Write the records out again, precisely as they stand.

• **Exercise input**
Content starts
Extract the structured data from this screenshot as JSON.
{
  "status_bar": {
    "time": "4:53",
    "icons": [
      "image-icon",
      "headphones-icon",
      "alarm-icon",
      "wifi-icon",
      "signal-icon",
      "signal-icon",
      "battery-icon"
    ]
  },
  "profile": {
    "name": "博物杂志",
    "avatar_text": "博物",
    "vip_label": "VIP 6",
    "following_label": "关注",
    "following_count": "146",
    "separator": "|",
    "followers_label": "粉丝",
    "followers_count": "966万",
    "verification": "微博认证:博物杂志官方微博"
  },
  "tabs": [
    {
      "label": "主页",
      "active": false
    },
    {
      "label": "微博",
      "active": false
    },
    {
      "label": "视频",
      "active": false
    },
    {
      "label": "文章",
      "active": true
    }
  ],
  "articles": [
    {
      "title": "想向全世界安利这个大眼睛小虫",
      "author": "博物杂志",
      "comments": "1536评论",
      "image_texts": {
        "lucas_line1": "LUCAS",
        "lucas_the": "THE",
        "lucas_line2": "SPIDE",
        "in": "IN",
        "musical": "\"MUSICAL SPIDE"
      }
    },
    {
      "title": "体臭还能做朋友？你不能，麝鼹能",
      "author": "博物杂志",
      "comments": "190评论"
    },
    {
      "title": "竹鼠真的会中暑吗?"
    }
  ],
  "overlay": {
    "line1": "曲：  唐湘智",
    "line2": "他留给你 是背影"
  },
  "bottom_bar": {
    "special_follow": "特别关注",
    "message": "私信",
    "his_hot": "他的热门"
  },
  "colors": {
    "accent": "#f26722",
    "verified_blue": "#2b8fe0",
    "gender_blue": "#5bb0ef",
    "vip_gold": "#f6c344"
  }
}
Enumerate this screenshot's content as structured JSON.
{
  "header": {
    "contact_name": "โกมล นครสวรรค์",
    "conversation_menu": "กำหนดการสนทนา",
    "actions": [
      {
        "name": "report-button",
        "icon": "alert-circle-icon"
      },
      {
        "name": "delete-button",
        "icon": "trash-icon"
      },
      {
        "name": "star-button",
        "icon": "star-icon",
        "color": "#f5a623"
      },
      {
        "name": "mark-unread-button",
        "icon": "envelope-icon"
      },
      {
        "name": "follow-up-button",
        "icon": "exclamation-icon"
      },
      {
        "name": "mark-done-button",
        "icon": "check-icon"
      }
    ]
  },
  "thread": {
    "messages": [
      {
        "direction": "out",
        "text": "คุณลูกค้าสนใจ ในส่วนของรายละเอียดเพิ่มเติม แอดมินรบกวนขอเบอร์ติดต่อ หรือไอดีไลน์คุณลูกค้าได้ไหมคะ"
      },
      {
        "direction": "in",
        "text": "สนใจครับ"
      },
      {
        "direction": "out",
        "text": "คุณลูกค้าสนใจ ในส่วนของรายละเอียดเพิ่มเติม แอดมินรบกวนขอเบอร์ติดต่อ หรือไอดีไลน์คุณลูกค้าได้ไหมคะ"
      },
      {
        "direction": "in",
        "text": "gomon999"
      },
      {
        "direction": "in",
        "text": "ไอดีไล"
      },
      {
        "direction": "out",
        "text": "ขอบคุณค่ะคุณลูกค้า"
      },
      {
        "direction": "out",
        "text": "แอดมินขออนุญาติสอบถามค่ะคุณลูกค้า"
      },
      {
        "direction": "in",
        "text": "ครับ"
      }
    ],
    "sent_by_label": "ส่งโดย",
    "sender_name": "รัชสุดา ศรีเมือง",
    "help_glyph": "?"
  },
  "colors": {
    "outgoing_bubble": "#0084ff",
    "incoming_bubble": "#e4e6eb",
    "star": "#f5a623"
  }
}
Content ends
• **Result of this task**
Extract the structured data from this screenshot as JSON.
{
  "status_bar": {
    "time": "4:53",
    "icons": [
      "image-icon",
      "headphones-icon",
      "alarm-icon",
      "wifi-icon",
      "signal-icon",
      "signal-icon",
      "battery-icon"
    ]
  },
  "profile": {
    "name": "博物杂志",
    "avatar_text": "博物",
    "vip_label": "VIP 6",
    "following_label": "关注",
    "following_count": "146",
    "separator": "|",
    "followers_label": "粉丝",
    "followers_count": "966万",
    "verification": "微博认证:博物杂志官方微博"
  },
  "tabs": [
    {
      "label": "主页",
      "active": false
    },
    {
      "label": "微博",
      "active": false
    },
    {
      "label": "视频",
      "active": false
    },
    {
      "label": "文章",
      "active": true
    }
  ],
  "articles": [
    {
      "title": "想向全世界安利这个大眼睛小虫",
      "author": "博物杂志",
      "comments": "1536评论",
      "image_texts": {
        "lucas_line1": "LUCAS",
        "lucas_the": "THE",
        "lucas_line2": "SPIDE",
        "in": "IN",
        "musical": "\"MUSICAL SPIDE"
      }
    },
    {
      "title": "体臭还能做朋友？你不能，麝鼹能",
      "author": "博物杂志",
      "comments": "190评论"
    },
    {
      "title": "竹鼠真的会中暑吗?"
    }
  ],
  "overlay": {
    "line1": "曲：  唐湘智",
    "line2": "他留给你 是背影"
  },
  "bottom_bar": {
    "special_follow": "特别关注",
    "message": "私信",
    "his_hot": "他的热门"
  },
  "colors": {
    "accent": "#f26722",
    "verified_blue": "#2b8fe0",
    "gender_blue": "#5bb0ef",
    "vip_gold": "#f6c344"
  }
}
Enumerate this screenshot's content as structured JSON.
{
  "header": {
    "contact_name": "โกมล นครสวรรค์",
    "conversation_menu": "กำหนดการสนทนา",
    "actions": [
      {
        "name": "report-button",
        "icon": "alert-circle-icon"
      },
      {
        "name": "delete-button",
        "icon": "trash-icon"
      },
      {
        "name": "star-button",
        "icon": "star-icon",
        "color": "#f5a623"
      },
      {
        "name": "mark-unread-button",
        "icon": "envelope-icon"
      },
      {
        "name": "follow-up-button",
        "icon": "exclamation-icon"
      },
      {
        "name": "mark-done-button",
        "icon": "check-icon"
      }
    ]
  },
  "thread": {
    "messages": [
      {
        "direction": "out",
        "text": "คุณลูกค้าสนใจ ในส่วนของรายละเอียดเพิ่มเติม แอดมินรบกวนขอเบอร์ติดต่อ หรือไอดีไลน์คุณลูกค้าได้ไหมคะ"
      },
      {
        "direction": "in",
        "text": "สนใจครับ"
      },
      {
        "direction": "out",
        "text": "คุณลูกค้าสนใจ ในส่วนของรายละเอียดเพิ่มเติม แอดมินรบกวนขอเบอร์ติดต่อ หรือไอดีไลน์คุณลูกค้าได้ไหมคะ"
      },
      {
        "direction": "in",
        "text": "gomon999"
      },
      {
        "direction": "in",
        "text": "ไอดีไล"
      },
      {
        "direction": "out",
        "text": "ขอบคุณค่ะคุณลูกค้า"
      },
      {
        "direction": "out",
        "text": "แอดมินขออนุญาติสอบถามค่ะคุณลูกค้า"
      },
      {
        "direction": "in",
        "text": "ครับ"
      }
    ],
    "sent_by_label": "ส่งโดย",
    "sender_name": "รัชสุดา ศรีเมือง",
    "help_glyph": "?"
  },
  "colors": {
    "outgoing_bubble": "#0084ff",
    "incoming_bubble": "#e4e6eb",
    "star": "#f5a623"
  }
}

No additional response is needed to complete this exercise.